Narcolepsy — clinical spectrum, aetiopathophysiology, diagnosis and treatment
Claudio L. A. Bassetti, Antoine Adamantidis, Denis Burdakov, Fang Han, Steffen Gay, Ulf Kallweit, Ramin Khatami, Frits Koning, Brigitte R. Kornum, Gert Jan Lammers, Roland S. Liblau, Pierre H. Luppi, Geert Mayer, Thomas Pollmächer, Takeshi Sakurai, Federica Sallusto, Thomas E. Scammell, Mehdi Tafti & Yves Dauvilliers

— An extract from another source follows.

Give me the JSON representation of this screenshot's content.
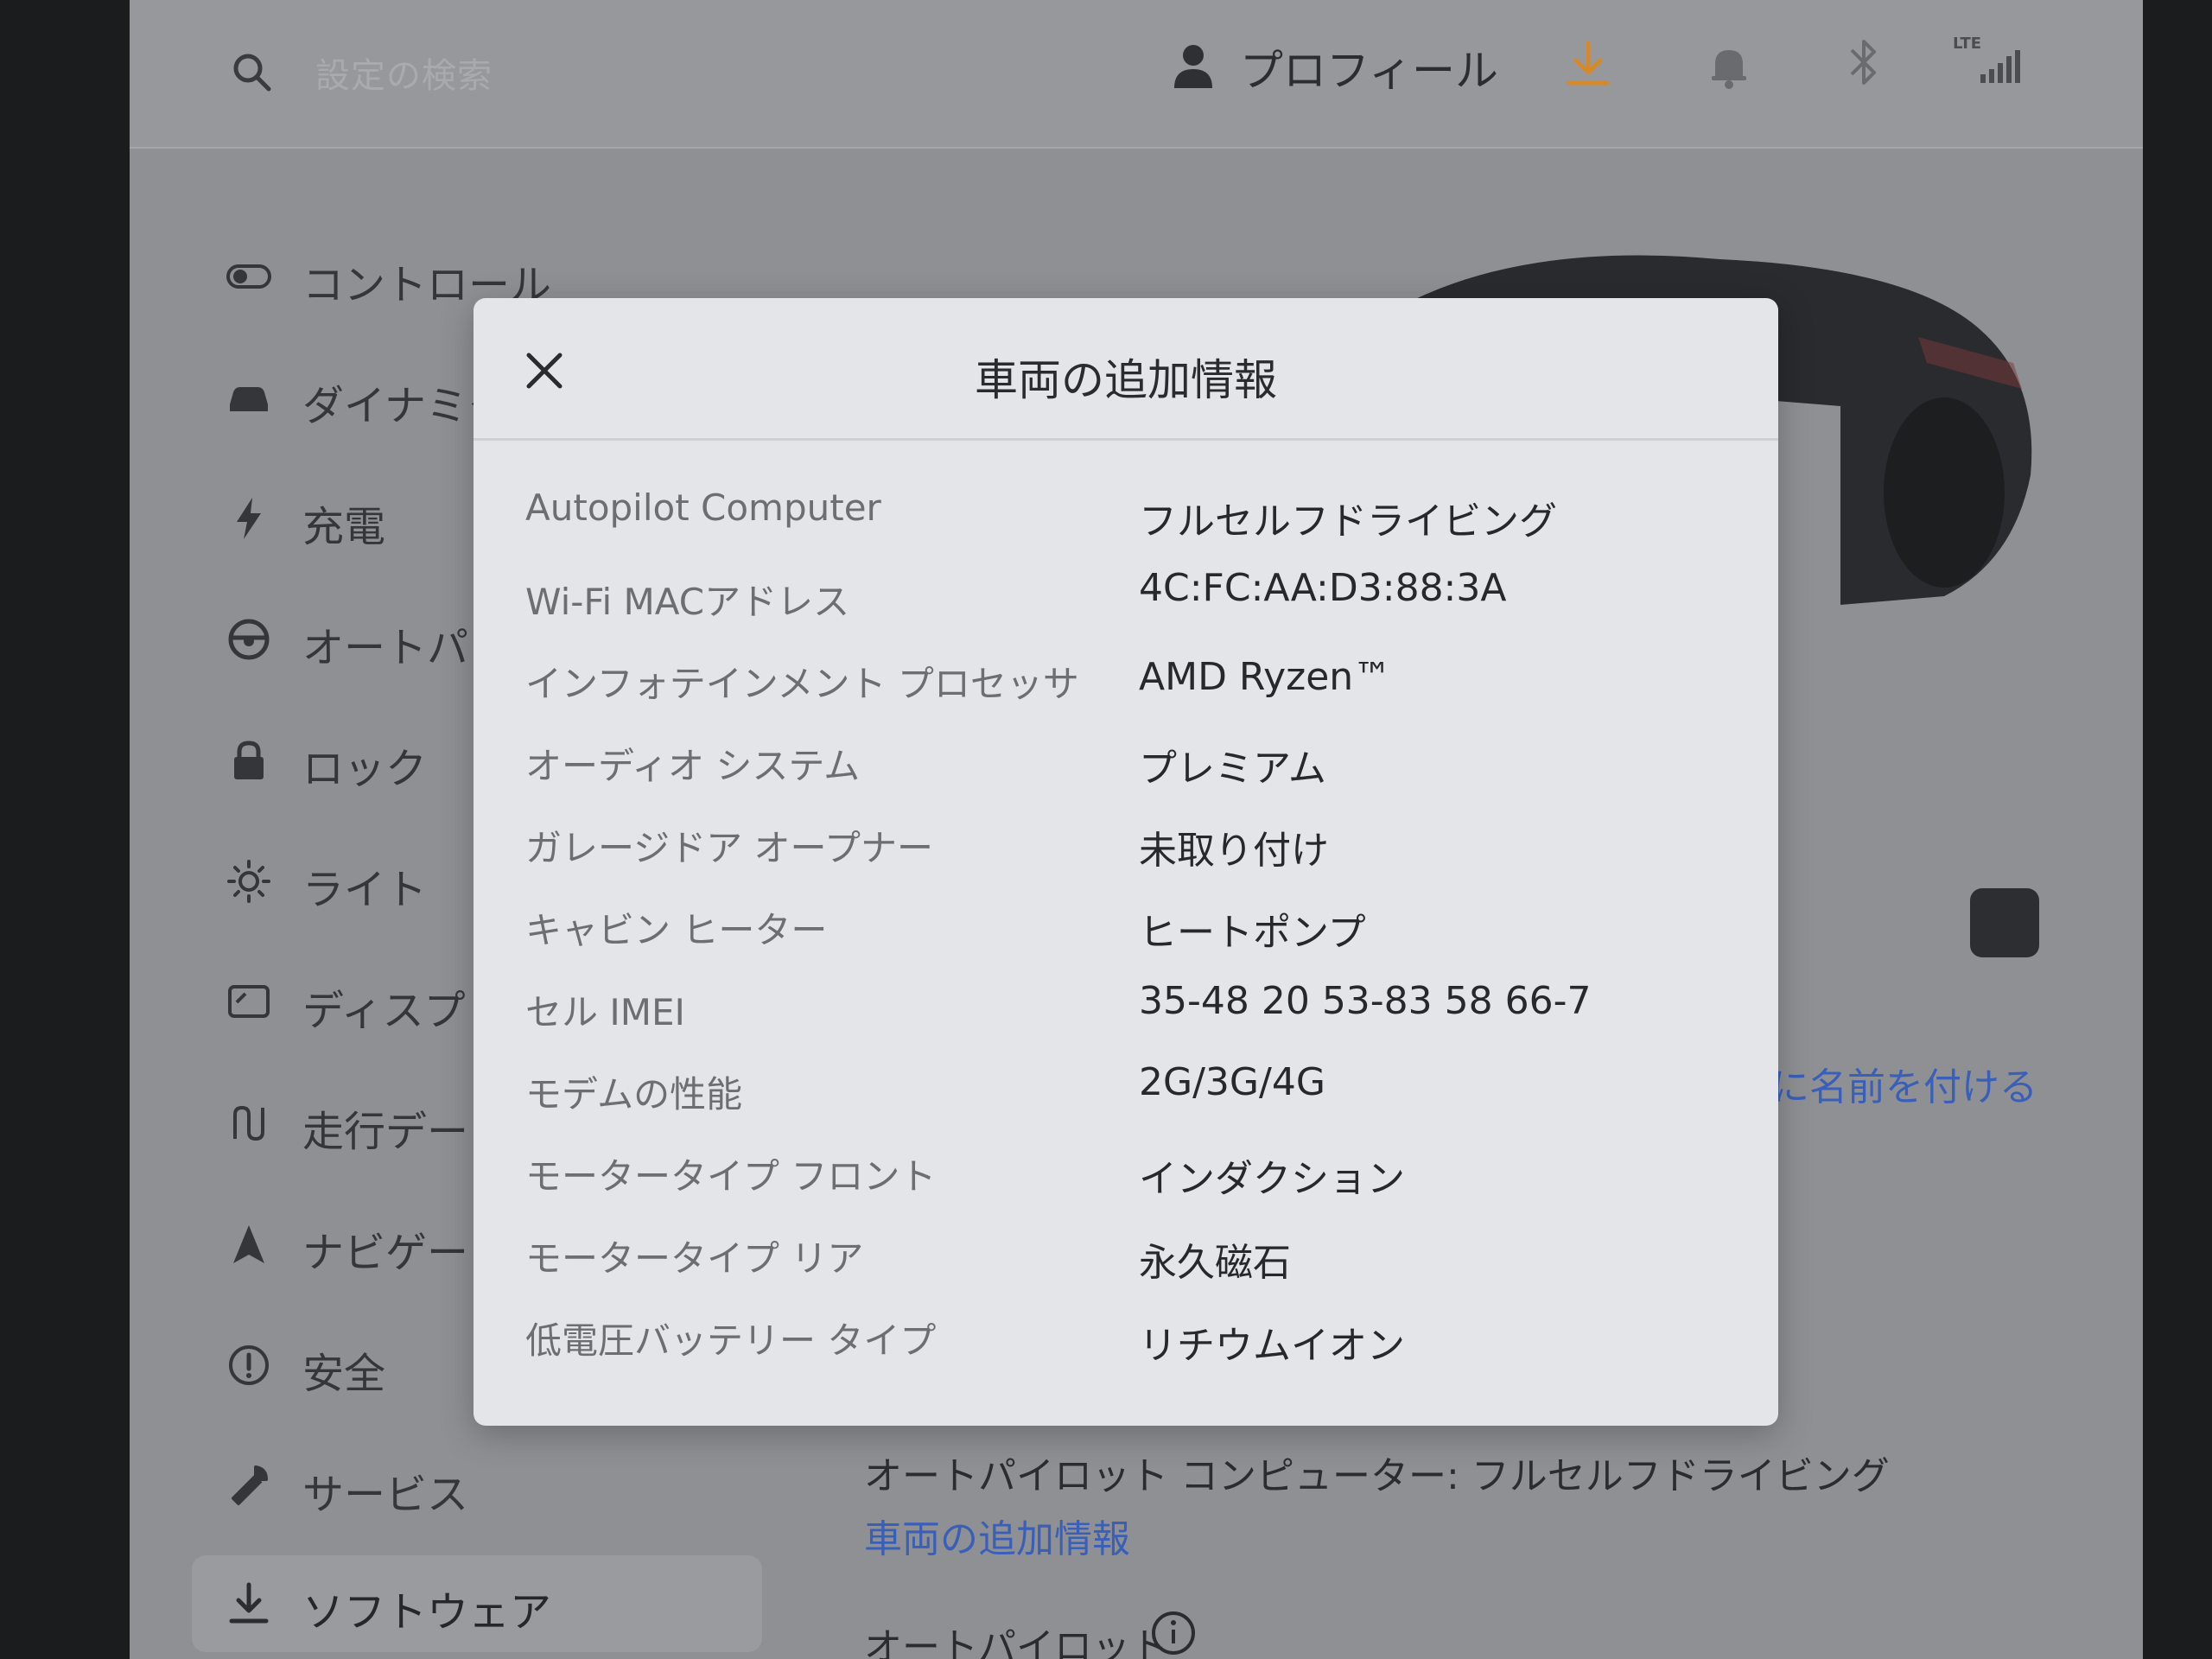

Narcolepsy is a rare brain disorder that reflects a selective loss or dysfunction of orexin (also known as hypocretin) neurons of the lateral hypothalamus. Narcolepsy type 1 (NT1) is characterized by excessive daytime sleepiness and cataplexy, accompanied by sleep–wake symptoms, such as hallucinations, sleep paralysis and disturbed sleep. Diagnosis is based on these clinical features and supported by biomarkers: evidence of rapid eye movement sleep periods soon after sleep onset; cerebrospinal fluid orexin deficiency; and positivity for HLA-DQB1*06:02. Symptomatic treatment with stimulant and anticataplectic drugs is usually efficacious.
par Kristel Piermaria (DP)